What to work on:
Scan the material below for every line with the string "runs", and copy those lines.

------ Material shown ------

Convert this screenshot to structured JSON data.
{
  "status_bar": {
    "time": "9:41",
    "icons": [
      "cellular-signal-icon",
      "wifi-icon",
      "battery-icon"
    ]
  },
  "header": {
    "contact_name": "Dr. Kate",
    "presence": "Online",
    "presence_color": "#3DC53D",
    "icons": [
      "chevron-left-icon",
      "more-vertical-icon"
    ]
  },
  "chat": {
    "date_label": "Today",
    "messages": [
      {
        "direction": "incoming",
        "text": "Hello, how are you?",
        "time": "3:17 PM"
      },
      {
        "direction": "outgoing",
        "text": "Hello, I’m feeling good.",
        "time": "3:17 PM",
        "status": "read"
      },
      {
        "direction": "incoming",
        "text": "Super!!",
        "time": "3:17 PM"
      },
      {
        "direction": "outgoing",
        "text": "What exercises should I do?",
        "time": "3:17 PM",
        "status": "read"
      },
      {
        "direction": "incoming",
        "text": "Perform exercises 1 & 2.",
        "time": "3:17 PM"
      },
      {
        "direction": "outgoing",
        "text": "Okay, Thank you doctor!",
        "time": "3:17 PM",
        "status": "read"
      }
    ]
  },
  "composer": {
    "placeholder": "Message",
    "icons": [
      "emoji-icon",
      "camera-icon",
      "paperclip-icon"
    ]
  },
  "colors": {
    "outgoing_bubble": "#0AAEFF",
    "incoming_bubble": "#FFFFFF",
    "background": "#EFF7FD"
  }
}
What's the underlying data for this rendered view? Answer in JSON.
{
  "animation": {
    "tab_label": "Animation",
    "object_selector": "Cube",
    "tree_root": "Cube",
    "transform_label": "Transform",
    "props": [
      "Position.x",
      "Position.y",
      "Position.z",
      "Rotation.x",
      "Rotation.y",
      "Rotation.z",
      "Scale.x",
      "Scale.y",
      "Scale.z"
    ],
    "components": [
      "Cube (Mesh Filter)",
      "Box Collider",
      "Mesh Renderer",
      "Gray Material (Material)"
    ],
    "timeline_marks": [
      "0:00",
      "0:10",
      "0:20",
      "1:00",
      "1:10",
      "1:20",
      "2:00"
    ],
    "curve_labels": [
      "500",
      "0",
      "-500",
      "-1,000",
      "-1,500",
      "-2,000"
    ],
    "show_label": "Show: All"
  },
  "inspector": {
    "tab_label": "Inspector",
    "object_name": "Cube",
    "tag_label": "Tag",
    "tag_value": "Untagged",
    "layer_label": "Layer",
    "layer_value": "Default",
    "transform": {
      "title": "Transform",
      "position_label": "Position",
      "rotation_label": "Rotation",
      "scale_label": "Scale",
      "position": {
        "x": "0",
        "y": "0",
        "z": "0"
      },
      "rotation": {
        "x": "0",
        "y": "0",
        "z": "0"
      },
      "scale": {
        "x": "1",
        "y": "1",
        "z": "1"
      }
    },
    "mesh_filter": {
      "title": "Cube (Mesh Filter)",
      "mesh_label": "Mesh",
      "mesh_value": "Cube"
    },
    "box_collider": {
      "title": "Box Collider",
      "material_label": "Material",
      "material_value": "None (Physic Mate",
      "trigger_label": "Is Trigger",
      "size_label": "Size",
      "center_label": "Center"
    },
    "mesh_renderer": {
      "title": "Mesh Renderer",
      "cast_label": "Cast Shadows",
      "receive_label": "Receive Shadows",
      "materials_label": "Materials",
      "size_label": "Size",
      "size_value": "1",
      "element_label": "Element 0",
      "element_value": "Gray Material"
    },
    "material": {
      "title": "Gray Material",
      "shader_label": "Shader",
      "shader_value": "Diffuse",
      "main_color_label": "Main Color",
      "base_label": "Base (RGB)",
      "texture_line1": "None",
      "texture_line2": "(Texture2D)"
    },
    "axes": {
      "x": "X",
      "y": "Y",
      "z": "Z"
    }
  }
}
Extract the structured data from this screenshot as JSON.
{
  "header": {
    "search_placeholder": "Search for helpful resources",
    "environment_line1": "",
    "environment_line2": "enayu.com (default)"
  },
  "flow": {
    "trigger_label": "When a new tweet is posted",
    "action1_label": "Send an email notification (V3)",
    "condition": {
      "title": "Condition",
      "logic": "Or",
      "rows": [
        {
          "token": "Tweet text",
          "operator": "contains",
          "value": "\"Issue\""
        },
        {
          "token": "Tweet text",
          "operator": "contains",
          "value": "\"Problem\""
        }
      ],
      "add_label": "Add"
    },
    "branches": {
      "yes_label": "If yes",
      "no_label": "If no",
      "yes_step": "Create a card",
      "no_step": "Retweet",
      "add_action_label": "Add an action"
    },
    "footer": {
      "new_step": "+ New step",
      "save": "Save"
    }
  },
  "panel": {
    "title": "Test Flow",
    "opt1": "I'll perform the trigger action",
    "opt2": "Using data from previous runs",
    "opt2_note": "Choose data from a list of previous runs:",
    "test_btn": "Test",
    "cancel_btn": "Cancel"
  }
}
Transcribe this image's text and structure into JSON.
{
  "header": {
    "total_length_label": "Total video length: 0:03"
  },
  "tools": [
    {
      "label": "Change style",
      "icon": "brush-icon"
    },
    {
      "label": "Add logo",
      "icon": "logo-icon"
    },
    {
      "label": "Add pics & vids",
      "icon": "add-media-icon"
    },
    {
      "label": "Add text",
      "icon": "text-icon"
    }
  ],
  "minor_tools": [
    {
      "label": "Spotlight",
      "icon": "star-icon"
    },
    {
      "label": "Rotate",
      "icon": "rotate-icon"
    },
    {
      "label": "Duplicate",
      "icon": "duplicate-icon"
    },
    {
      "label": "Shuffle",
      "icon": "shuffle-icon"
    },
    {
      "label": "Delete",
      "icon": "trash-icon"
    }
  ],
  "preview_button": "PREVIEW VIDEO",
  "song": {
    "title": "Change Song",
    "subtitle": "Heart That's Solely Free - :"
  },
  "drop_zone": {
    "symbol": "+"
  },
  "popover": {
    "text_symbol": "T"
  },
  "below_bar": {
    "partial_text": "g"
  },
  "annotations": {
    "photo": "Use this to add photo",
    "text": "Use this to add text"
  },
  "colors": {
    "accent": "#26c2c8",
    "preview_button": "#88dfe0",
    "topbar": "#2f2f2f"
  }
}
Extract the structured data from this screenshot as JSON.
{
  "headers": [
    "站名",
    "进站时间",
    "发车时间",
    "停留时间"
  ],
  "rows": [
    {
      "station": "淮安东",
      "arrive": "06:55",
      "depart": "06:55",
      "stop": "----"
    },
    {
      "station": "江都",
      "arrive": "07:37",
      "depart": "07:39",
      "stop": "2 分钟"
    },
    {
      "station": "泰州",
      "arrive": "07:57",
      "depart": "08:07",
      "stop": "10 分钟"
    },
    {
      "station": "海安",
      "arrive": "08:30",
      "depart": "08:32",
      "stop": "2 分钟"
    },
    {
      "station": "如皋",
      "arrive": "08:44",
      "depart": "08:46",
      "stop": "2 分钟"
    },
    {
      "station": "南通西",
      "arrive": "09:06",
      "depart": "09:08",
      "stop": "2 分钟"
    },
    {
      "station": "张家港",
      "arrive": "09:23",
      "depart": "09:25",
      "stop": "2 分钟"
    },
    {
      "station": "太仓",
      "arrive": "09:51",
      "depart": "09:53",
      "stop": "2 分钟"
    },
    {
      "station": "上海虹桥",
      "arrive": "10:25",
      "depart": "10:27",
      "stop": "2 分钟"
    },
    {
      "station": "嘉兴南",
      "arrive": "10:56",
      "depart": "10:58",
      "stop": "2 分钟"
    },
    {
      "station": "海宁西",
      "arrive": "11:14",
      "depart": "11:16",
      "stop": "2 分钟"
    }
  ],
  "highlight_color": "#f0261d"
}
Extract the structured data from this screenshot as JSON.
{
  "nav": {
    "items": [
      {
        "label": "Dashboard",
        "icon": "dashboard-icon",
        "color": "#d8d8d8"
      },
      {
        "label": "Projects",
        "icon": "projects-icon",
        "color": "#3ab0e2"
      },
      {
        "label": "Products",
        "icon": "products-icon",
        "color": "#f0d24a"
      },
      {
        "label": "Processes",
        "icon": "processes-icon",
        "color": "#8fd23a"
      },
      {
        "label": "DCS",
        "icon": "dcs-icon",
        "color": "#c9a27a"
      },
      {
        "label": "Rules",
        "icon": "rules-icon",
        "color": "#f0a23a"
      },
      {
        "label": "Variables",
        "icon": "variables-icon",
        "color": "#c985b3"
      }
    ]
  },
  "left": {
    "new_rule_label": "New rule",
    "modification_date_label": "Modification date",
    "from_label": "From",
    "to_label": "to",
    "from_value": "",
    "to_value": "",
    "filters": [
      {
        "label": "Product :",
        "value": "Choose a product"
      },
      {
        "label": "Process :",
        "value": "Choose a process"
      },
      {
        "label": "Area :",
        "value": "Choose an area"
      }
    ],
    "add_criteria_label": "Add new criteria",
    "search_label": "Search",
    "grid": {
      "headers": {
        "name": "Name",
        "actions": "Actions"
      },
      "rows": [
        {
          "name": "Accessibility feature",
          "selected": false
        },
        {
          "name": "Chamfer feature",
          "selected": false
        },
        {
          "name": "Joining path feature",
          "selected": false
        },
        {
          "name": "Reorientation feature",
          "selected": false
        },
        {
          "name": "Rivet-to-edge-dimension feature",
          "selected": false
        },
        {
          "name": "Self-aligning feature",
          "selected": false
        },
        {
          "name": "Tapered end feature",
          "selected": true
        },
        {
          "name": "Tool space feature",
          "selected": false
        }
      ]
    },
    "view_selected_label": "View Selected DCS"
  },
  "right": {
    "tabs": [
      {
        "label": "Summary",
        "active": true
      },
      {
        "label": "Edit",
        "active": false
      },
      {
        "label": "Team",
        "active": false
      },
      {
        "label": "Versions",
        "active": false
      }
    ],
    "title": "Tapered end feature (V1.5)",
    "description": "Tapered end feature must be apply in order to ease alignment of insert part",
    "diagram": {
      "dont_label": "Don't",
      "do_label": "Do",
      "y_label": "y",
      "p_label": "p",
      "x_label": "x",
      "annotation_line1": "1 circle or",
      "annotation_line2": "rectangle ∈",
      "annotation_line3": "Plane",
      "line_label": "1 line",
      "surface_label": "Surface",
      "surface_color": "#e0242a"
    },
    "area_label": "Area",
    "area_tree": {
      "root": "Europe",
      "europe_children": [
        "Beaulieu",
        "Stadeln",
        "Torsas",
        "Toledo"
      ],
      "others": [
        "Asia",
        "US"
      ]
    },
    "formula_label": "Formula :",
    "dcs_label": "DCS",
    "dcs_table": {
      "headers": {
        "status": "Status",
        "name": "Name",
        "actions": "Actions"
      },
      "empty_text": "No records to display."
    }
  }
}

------

Task solution:
    "opt2": "Using data from previous runs",
    "opt2_note": "Choose data from a list of previous runs:",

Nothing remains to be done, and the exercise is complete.